Pressure mounts on government over leasehold
A number of improvements to leasehold law have been announced or supported by the government over the past two or three years, but these changes are yet to become law.
The organisations – which include the Conveyancing Association (CA), The Society of Licensed Conveyancers (SLC), the Property Redress Scheme, IMLA, RPSA, PropertyMark, Hunters, Property Information Products, Love Surveying, The Guild of Property Professionals and ULS Technology – have written an open letter to Michael Gove.
The letter asks the secretary of state for levelling up, housing and communities to bring into law the measures already announced, saying this would improve the lives of many leaseholders.
These include the implementation of the Law Commission reports on leasehold enfranchisement, right to manage, and commonhold, plus previously announced legislation on leasehold reform, reasonable fees and timescales for administrative activities, and managed freehold, which has yet to make the statute book.
The Legal Sector Group argues in its letter to Gove that further delay will lead to further consumer detriment ‘given the exploitation [of leaseholders] continues and increases with every passing day’.
It wants to see the government follow up quickly on the Leasehold Reform Bill – which aims to limit ground rents on long residential leases and was passed through the first stage of the House of Commons last month – with other bills covering the measures which it says are needed.
Beth Rudolf, director of delivery at the Conveyancing Association, said: “At the recent CA Annual Conference, we were told that Mr Gove is still in listening mode in terms of improving the home buying and selling process, however when it comes to improving the lives of so many leaseholders, the government has already done its listening and has outlined and supported a large number of measures which have full industry and market support, and would make a world of difference.
“In that sense, we are simply calling on the government to fulfil its obligations in this area. By doing this we can ensure leaseholders can set in motion parts of the property-owning democracy that are simply not open to many of them, such as selling their properties or securing a mortgage. Plus, we can move towards a much fairer system for all – the hard work has effectively been done and it is now time to move these measures through to their natural legislative conclusion where they will make a huge difference.”
Sean Hooker, head of redress at the Property Redress Scheme, said: “This is the time for government action to restore the confidence of leaseholders, who currently feel like second-class citizens in the property world. The redress schemes deal with the frustrations of leaseholders on a daily basis but are often powerless to help.

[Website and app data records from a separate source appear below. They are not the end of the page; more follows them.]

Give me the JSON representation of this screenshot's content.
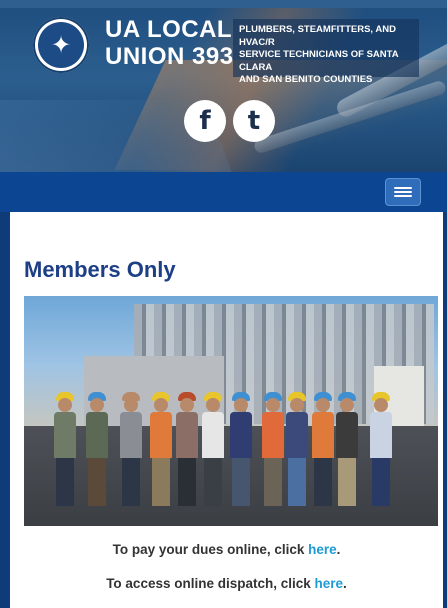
{
  "header": {
    "title_line1": "UA LOCAL",
    "title_line2": "UNION 393",
    "subtitle_line1": "PLUMBERS, STEAMFITTERS, AND HVAC/R",
    "subtitle_line2": "SERVICE TECHNICIANS OF SANTA CLARA",
    "subtitle_line3": "AND SAN BENITO COUNTIES",
    "logo_icon": "ua-seal-icon",
    "social": [
      {
        "name": "facebook-icon",
        "glyph": "f"
      },
      {
        "name": "twitter-icon",
        "glyph": "t"
      }
    ]
  },
  "nav": {
    "menu_icon": "hamburger-menu-icon"
  },
  "main": {
    "title": "Members Only",
    "dues_text": "To pay your dues online, click ",
    "dues_link": "here",
    "dues_end": ".",
    "dispatch_text": "To access online dispatch, click ",
    "dispatch_link": "here",
    "dispatch_end": "."
  },
  "colors": {
    "nav_bar": "#0c4591",
    "title": "#1d3f86",
    "link": "#1e9bd6"
  }
}
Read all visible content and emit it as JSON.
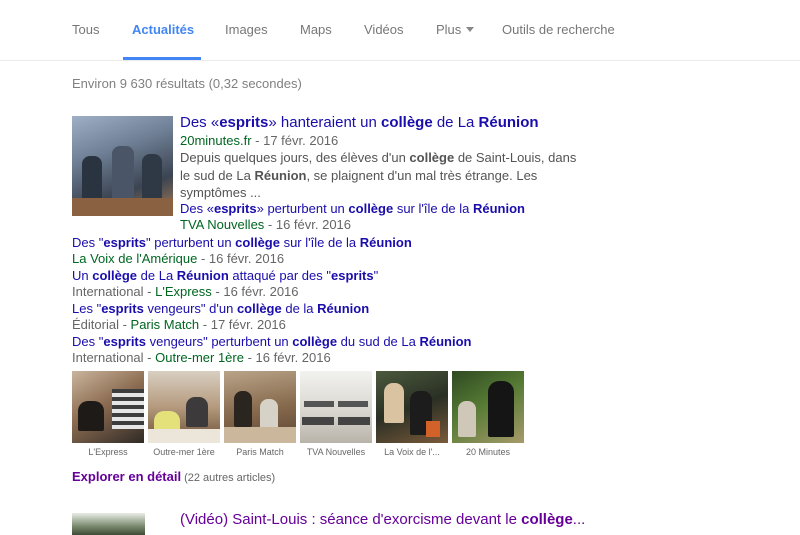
{
  "tabs": [
    {
      "label": "Tous"
    },
    {
      "label": "Actualités"
    },
    {
      "label": "Images"
    },
    {
      "label": "Maps"
    },
    {
      "label": "Vidéos"
    },
    {
      "label": "Plus"
    },
    {
      "label": "Outils de recherche"
    }
  ],
  "stats": "Environ 9 630 résultats (0,32 secondes)",
  "main_result": {
    "title": {
      "a": "Des «",
      "b": "esprits",
      "c": "» hanteraient un ",
      "d": "collège",
      "e": " de La ",
      "f": "Réunion"
    },
    "source": "20minutes.fr",
    "date": " - 17 févr. 2016",
    "snippet_lines": [
      {
        "a": "Depuis quelques jours, des élèves d'un ",
        "b": "collège",
        "c": " de Saint-Louis, dans"
      },
      {
        "a": "le sud de La ",
        "b": "Réunion",
        "c": ", se plaignent d'un mal très étrange. Les"
      },
      {
        "a": "symptômes ...",
        "b": "",
        "c": ""
      }
    ]
  },
  "related": [
    {
      "title": {
        "a": "Des «",
        "b": "esprits",
        "c": "» perturbent un ",
        "d": "collège",
        "e": " sur l'île de la ",
        "f": "Réunion"
      },
      "prefix": "",
      "source": "TVA Nouvelles",
      "date": " - 16 févr. 2016"
    },
    {
      "title": {
        "a": "Des \"",
        "b": "esprits",
        "c": "\" perturbent un ",
        "d": "collège",
        "e": " sur l'île de la ",
        "f": "Réunion"
      },
      "prefix": "",
      "source": "La Voix de l'Amérique",
      "date": " - 16 févr. 2016"
    },
    {
      "title": {
        "a": "Un ",
        "b": "collège",
        "c": " de La ",
        "d": "Réunion",
        "e": " attaqué par des \"",
        "f": "esprits",
        "g": "\""
      },
      "prefix": "International - ",
      "source": "L'Express",
      "date": " - 16 févr. 2016"
    },
    {
      "title": {
        "a": "Les \"",
        "b": "esprits",
        "c": " vengeurs\" d'un ",
        "d": "collège",
        "e": " de la ",
        "f": "Réunion"
      },
      "prefix": "Éditorial - ",
      "source": "Paris Match",
      "date": " - 17 févr. 2016"
    },
    {
      "title": {
        "a": "Des \"",
        "b": "esprits",
        "c": " vengeurs\" perturbent un ",
        "d": "collège",
        "e": " du sud de La ",
        "f": "Réunion"
      },
      "prefix": "International - ",
      "source": "Outre-mer 1ère",
      "date": " - 16 févr. 2016"
    }
  ],
  "thumbnails": [
    {
      "caption": "L'Express"
    },
    {
      "caption": "Outre-mer 1ère"
    },
    {
      "caption": "Paris Match"
    },
    {
      "caption": "TVA Nouvelles"
    },
    {
      "caption": "La Voix de l'..."
    },
    {
      "caption": "20 Minutes"
    }
  ],
  "explore": {
    "label": "Explorer en détail",
    "count": "(22 autres articles)"
  },
  "next_result": {
    "title": {
      "a": "(Vidéo) Saint-Louis : séance d'exorcisme devant le ",
      "b": "collège",
      "c": "..."
    }
  },
  "colors": {
    "link": "#1a0dab",
    "visited": "#660099",
    "source_green": "#006621",
    "tab_active": "#4285f4"
  }
}
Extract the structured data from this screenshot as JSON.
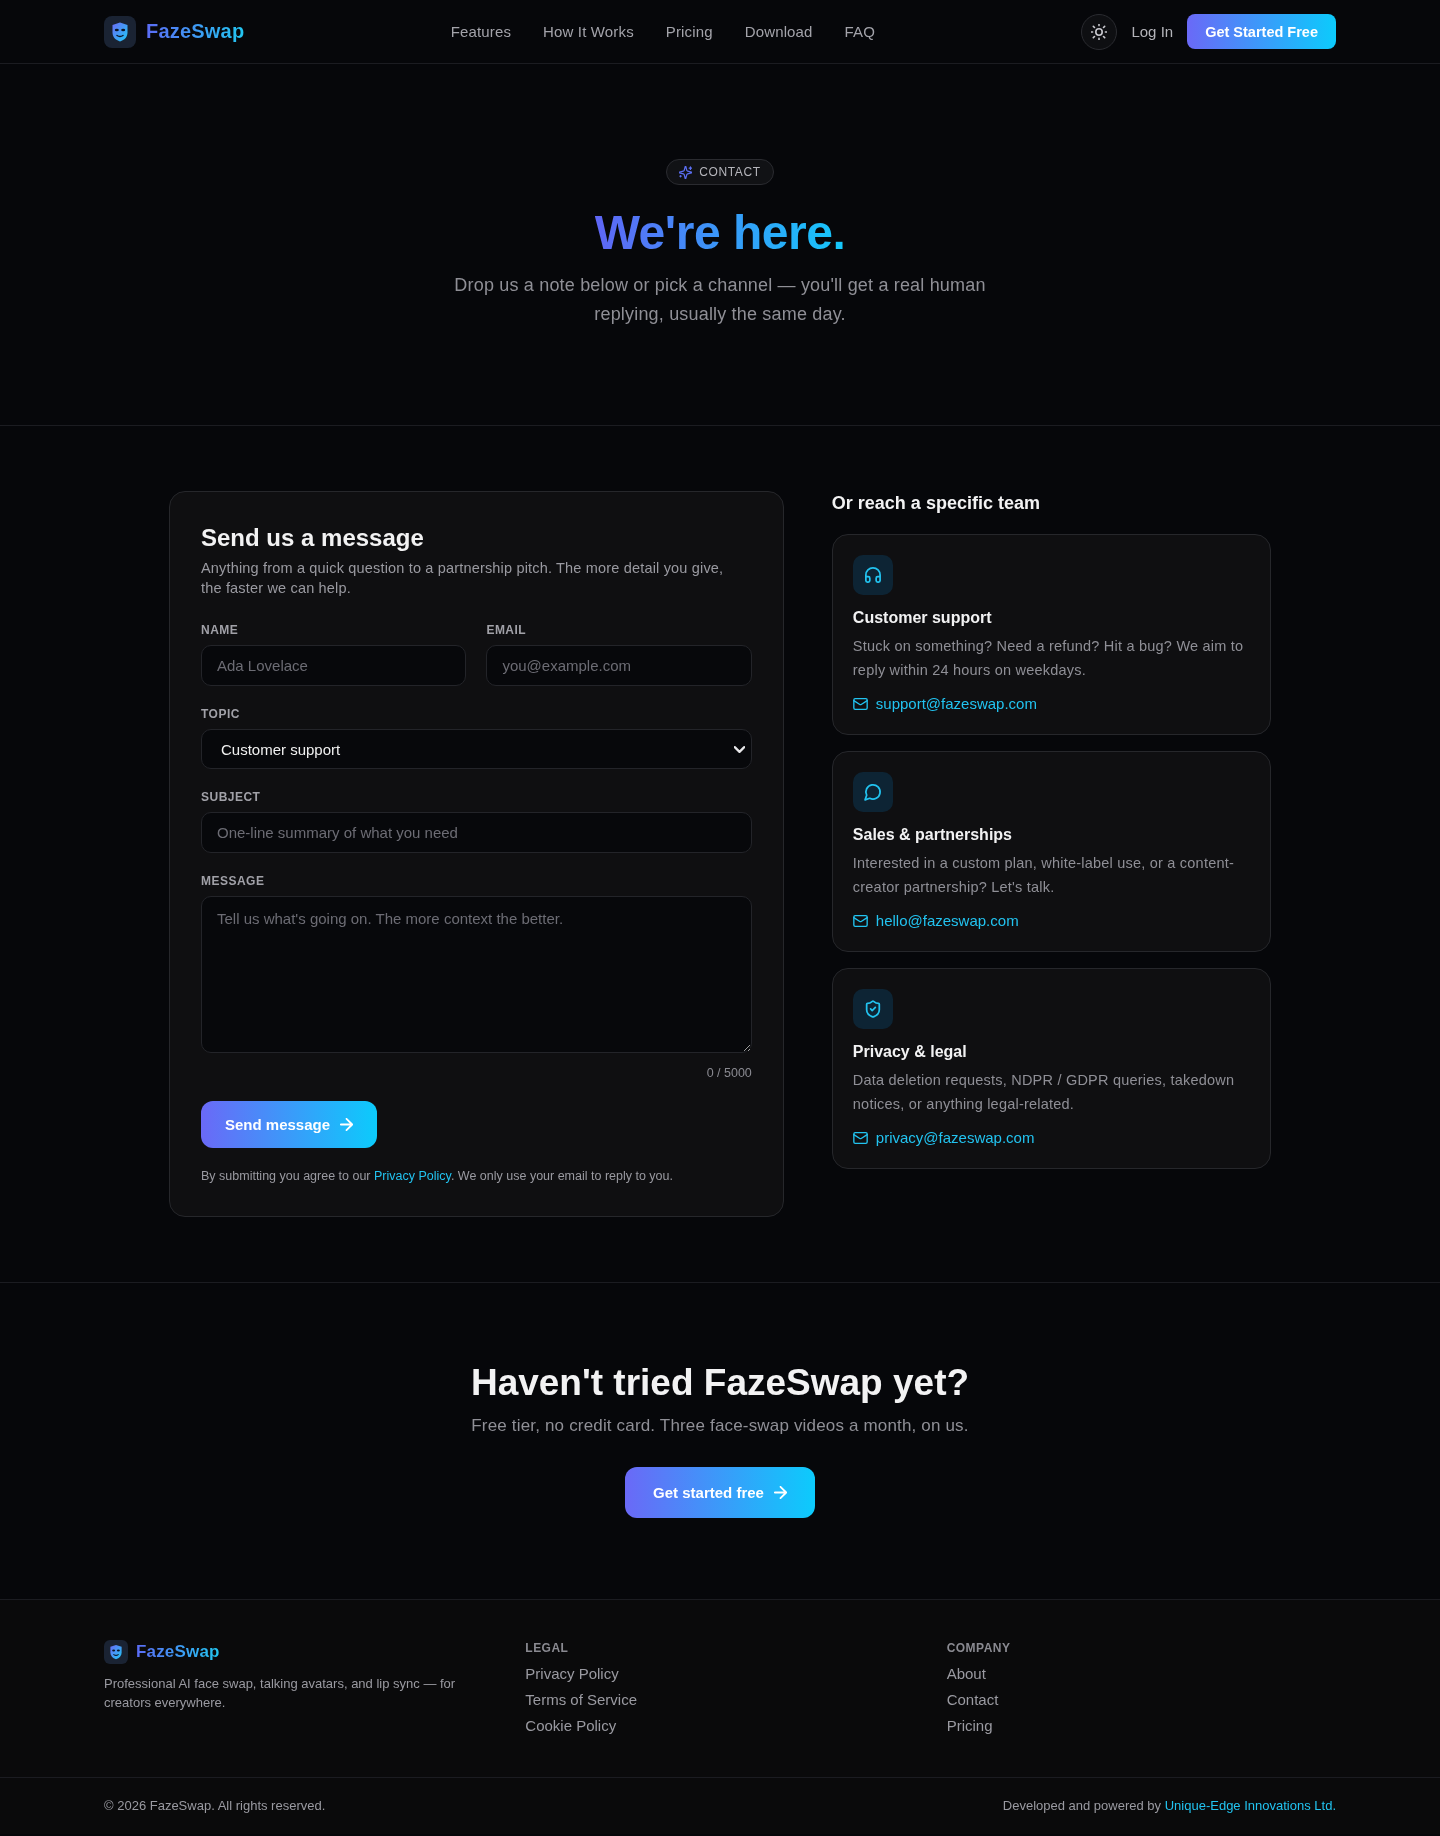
{
  "header": {
    "brand": "FazeSwap",
    "nav": [
      "Features",
      "How It Works",
      "Pricing",
      "Download",
      "FAQ"
    ],
    "login": "Log In",
    "cta": "Get Started Free"
  },
  "hero": {
    "badge": "CONTACT",
    "title": "We're here.",
    "subtitle": "Drop us a note below or pick a channel — you'll get a real human replying, usually the same day."
  },
  "form": {
    "title": "Send us a message",
    "description": "Anything from a quick question to a partnership pitch. The more detail you give, the faster we can help.",
    "rows": [
      [
        {
          "kind": "text",
          "label": "NAME",
          "placeholder": "Ada Lovelace"
        },
        {
          "kind": "email",
          "label": "EMAIL",
          "placeholder": "you@example.com"
        }
      ],
      [
        {
          "kind": "select",
          "label": "TOPIC",
          "value": "Customer support"
        }
      ],
      [
        {
          "kind": "text",
          "label": "SUBJECT",
          "placeholder": "One-line summary of what you need"
        }
      ],
      [
        {
          "kind": "textarea",
          "label": "MESSAGE",
          "placeholder": "Tell us what's going on. The more context the better.",
          "counter": "0 / 5000"
        }
      ]
    ],
    "submit": "Send message",
    "consent": {
      "before": "By submitting you agree to our",
      "link": "Privacy Policy",
      "after": ". We only use your email to reply to you."
    }
  },
  "teams": {
    "heading": "Or reach a specific team",
    "cards": [
      {
        "kind": "support",
        "title": "Customer support",
        "description": "Stuck on something? Need a refund? Hit a bug? We aim to reply within 24 hours on weekdays.",
        "email": "support@fazeswap.com"
      },
      {
        "kind": "sales",
        "title": "Sales & partnerships",
        "description": "Interested in a custom plan, white-label use, or a content-creator partnership? Let's talk.",
        "email": "hello@fazeswap.com"
      },
      {
        "kind": "legal",
        "title": "Privacy & legal",
        "description": "Data deletion requests, NDPR / GDPR queries, takedown notices, or anything legal-related.",
        "email": "privacy@fazeswap.com"
      }
    ]
  },
  "cta": {
    "title": "Haven't tried FazeSwap yet?",
    "subtitle": "Free tier, no credit card. Three face-swap videos a month, on us.",
    "button": "Get started free"
  },
  "footer": {
    "brand": "FazeSwap",
    "description": "Professional AI face swap, talking avatars, and lip sync — for creators everywhere.",
    "columns": [
      {
        "heading": "LEGAL",
        "links": [
          "Privacy Policy",
          "Terms of Service",
          "Cookie Policy"
        ]
      },
      {
        "heading": "COMPANY",
        "links": [
          "About",
          "Contact",
          "Pricing"
        ]
      }
    ],
    "copyright": "© 2026 FazeSwap. All rights reserved.",
    "credit": {
      "text": "Developed and powered by",
      "link": "Unique-Edge Innovations Ltd."
    }
  }
}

“The balance of power must shift back towards the consumer. The measures in the proposals will create a robust framework of rights and remedies and restore balance and fairness to the system that has been eroded as the market has evolved and changed, since the existing laws were introduced.”